Last Friday I attended my first BSides event in Missouri’s capitol (literally in the capitol building!) Jefferson City. The BSides community exists to bring fellow security practitioners together to present and participate in a small-scale environment that encourages collaboration. I’m not the outgoing sort and I generally like to fade into the background and just learn, but this environment really lends itself well to establishing relationships with others. There were quite a few St Louis based individuals and the chatter is already taking off for setting up a BSides event closer to home in the Spring. Two tracks were offered at BSidesMO; I chose track 2. A brief review of a few of my favorite talks follows below. Many thanks to Jerry Gamblin (@jgamblin), Randy Raw (@randyraw), & Beth Young (@bethayoung) for putting on a great show.
The Evolution of Malware – Chris Quinn
I don’t spend any time studying malware, but I spend quite a bit of time cleaning it up. This talk was pretty eye opening on several levels. The increase of viruses (250k in 2007 –> 286M in 2010) is a shocking display of slope. The growth is primarily attributed to the mutating nature of most of the new viruses, targeting only a few dozen before mutating again. That narrowing of focus in targeting victims kind of reminds me of the scene in Jurassic Park where one of the raptors lays as bait while the other hides in the bushes ready to pounce: Clever Girl! The real payoff of the talk, however, was the discussion on Stuxnet. Some high level details on design:
- Used seven distinct mechanisms to spread, six of which leveraged 0-day vulnerabilities)
- Comprised of 15 modules
- Five mechanisms to conceal itself
- reprograms industrial PLCs w/ 10k lines of code (10k!)
- rootkits for windows PC and the PLC
- used two stolen certificates to sign its files making them look legitimate

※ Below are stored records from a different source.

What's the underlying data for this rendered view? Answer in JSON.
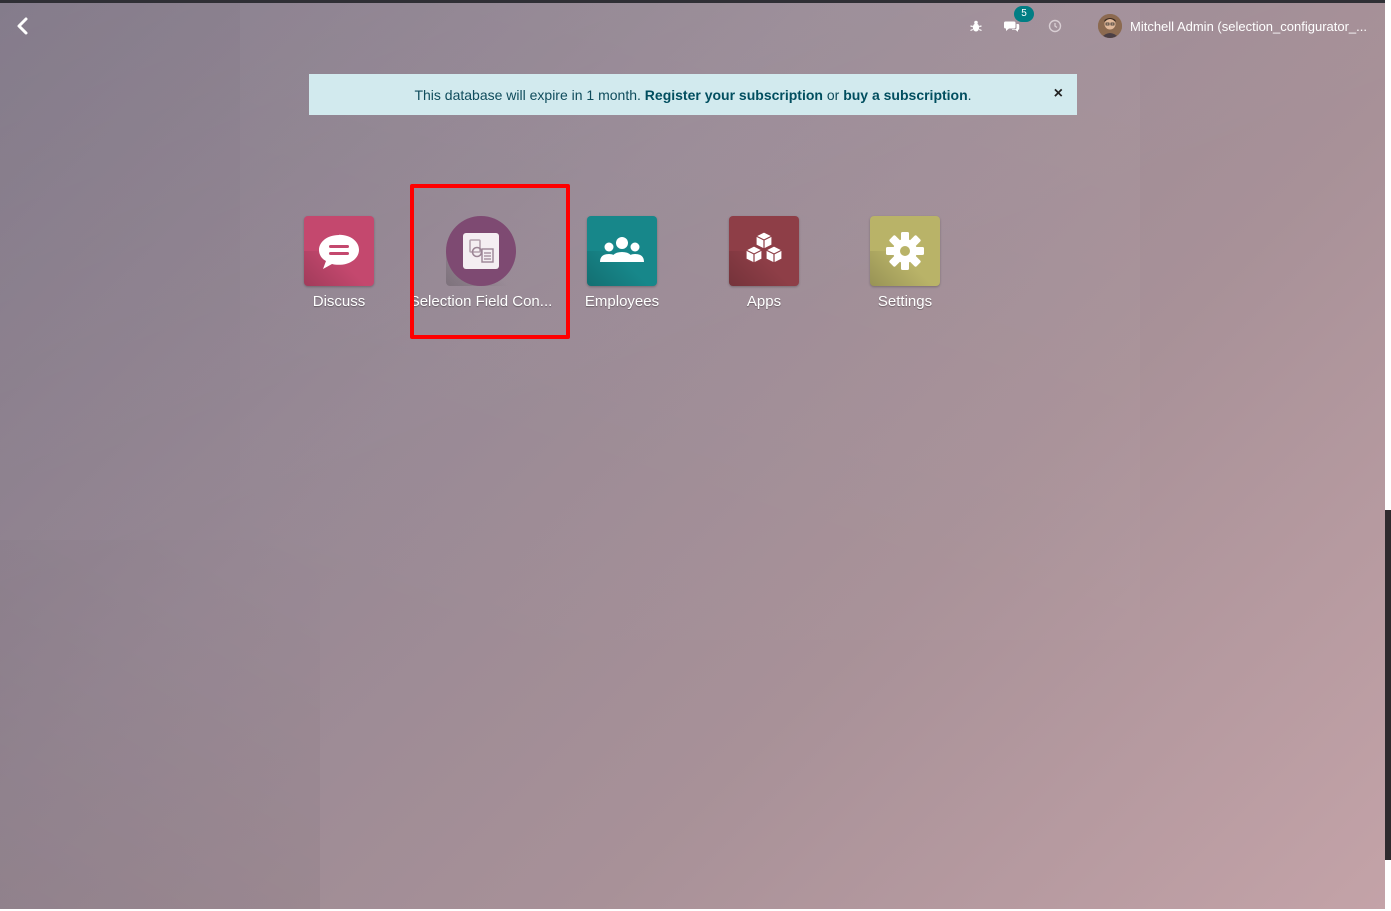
{
  "topbar": {
    "back_icon": "chevron-left-icon",
    "systray": {
      "debug_icon": "bug-icon",
      "messages_icon": "comments-icon",
      "messages_count": "5",
      "activity_icon": "clock-icon"
    },
    "user": {
      "name": "Mitchell Admin (selection_configurator_..."
    }
  },
  "alert": {
    "text_before": "This database will expire in 1 month.",
    "register_link": "Register your subscription",
    "text_or": "or",
    "buy_link": "buy a subscription",
    "text_end": ".",
    "close_label": "×"
  },
  "apps": [
    {
      "label": "Discuss",
      "color": "#c4486e",
      "icon": "chat-bubble-icon"
    },
    {
      "label": "Selection Field Con...",
      "color": "#7e4a72",
      "icon": "document-config-icon"
    },
    {
      "label": "Employees",
      "color": "#17878a",
      "icon": "users-icon"
    },
    {
      "label": "Apps",
      "color": "#8e3e47",
      "icon": "cubes-icon"
    },
    {
      "label": "Settings",
      "color": "#b9b368",
      "icon": "gear-icon"
    }
  ]
}
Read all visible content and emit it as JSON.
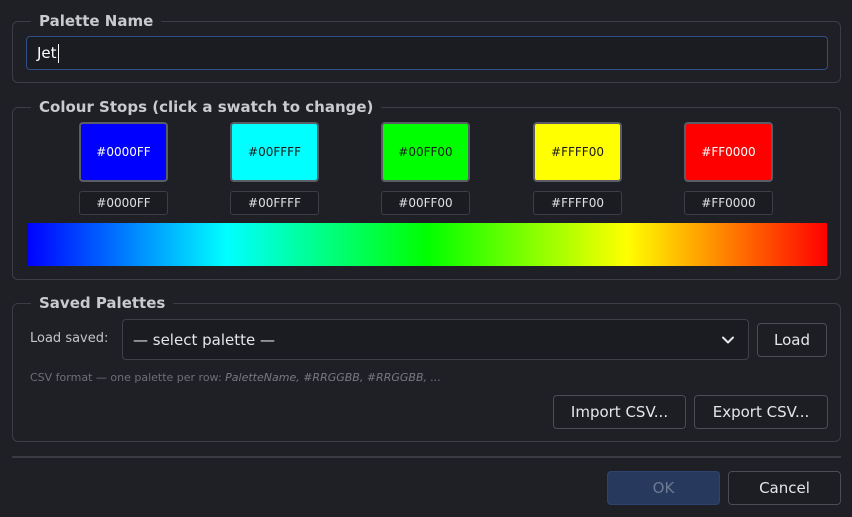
{
  "palette_name": {
    "title": "Palette Name",
    "value": "Jet"
  },
  "colour_stops": {
    "title": "Colour Stops  (click a swatch to change)",
    "stops": [
      {
        "hex": "#0000FF",
        "color": "#0000FF",
        "text_color": "#ffffff"
      },
      {
        "hex": "#00FFFF",
        "color": "#00FFFF",
        "text_color": "#1a1a1a"
      },
      {
        "hex": "#00FF00",
        "color": "#00FF00",
        "text_color": "#1a1a1a"
      },
      {
        "hex": "#FFFF00",
        "color": "#FFFF00",
        "text_color": "#1a1a1a"
      },
      {
        "hex": "#FF0000",
        "color": "#FF0000",
        "text_color": "#ffffff"
      }
    ]
  },
  "saved_palettes": {
    "title": "Saved Palettes",
    "load_label": "Load saved:",
    "selected": "— select palette —",
    "load_button": "Load",
    "hint_prefix": "CSV format — one palette per row: ",
    "hint_format": "PaletteName, #RRGGBB, #RRGGBB, ...",
    "import_button": "Import CSV...",
    "export_button": "Export CSV..."
  },
  "footer": {
    "ok_button": "OK",
    "cancel_button": "Cancel"
  },
  "colors": {
    "background": "#1f2026",
    "border": "#3c3e46",
    "accent": "#2f4f86",
    "primary_button": "#273a5e"
  }
}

For systems infected without the appropriate configuration, the virus did nothing. Otherwise, it would collect telemetry data for days and then replay to monitoring systems while then controlling the PLCs at will. Amazing stuff. Bruce Schneier has a nice summary of the knowns/unknowns (at time of writing), and you can read Symantec’s comprehensive dossier on the subject as well.
Make the World Go Away – Beth Young
Beth’s talk focuses on reducing your threat landscape. She discussed inbound reduction techniques like blocking ip ranges from areas of the world that would have no business accessing a particular resource. This was interesting as the legwork required to build this yourself and implement on the firewalls is fairly cumbersome, but worthwhile. F5 customers can tap the built-in geo-location services in BIG-IP LTM to stop requests at the door using the iRules whereis command, performing the same function in minutes what probably took Beth and her team a considerably longer time to achieve. The most interesting part of the talk concerned protecting internal users and in turn the organization by poisoning the DNS for known bad domains. This is done either by routing said requests to a bit bucket (IP based) or redirecting the requests to an alternative web-server for stats collection and remediation (name based). Both are intriguing, and I expect I’ll write this solution up utilizing F5 gear in the next few weeks.
Web Exploitation Trends – Larry Battle
Larry had some great information, a lot of which was similar to Chris Quinn’s, so I won’t rehash that. The social engineering discussion was engaging, however. I don’t recall the place (Surprise Valley, Sunrise Valley?) but Larry described a place in Idaho that had an entire real-estate website for people wanting to relocate there, only the place didn’t even exist. The entire site was a scam, and when you clicked on the videos, a flash “upgrade” would be presented, at which time it appeared flash was updating (with real-looking flash screens) but actually malware was being downloaded instead. The craftiness of these criminals is amazing. The other uncool but fascinating part was the “You have a virus, pay $25 and we’ll clean it” scam. I always go straight to task manager and kill the processes as soon as these pop-up, but I wasn’t aware that they aren’t malware in the sense that they do damage to your system. It’s really just a scare tactic to get you to spend $25. The whole thing is a ruse, and does nothing to infect or clean your system. Fascinating stuff.Related Articles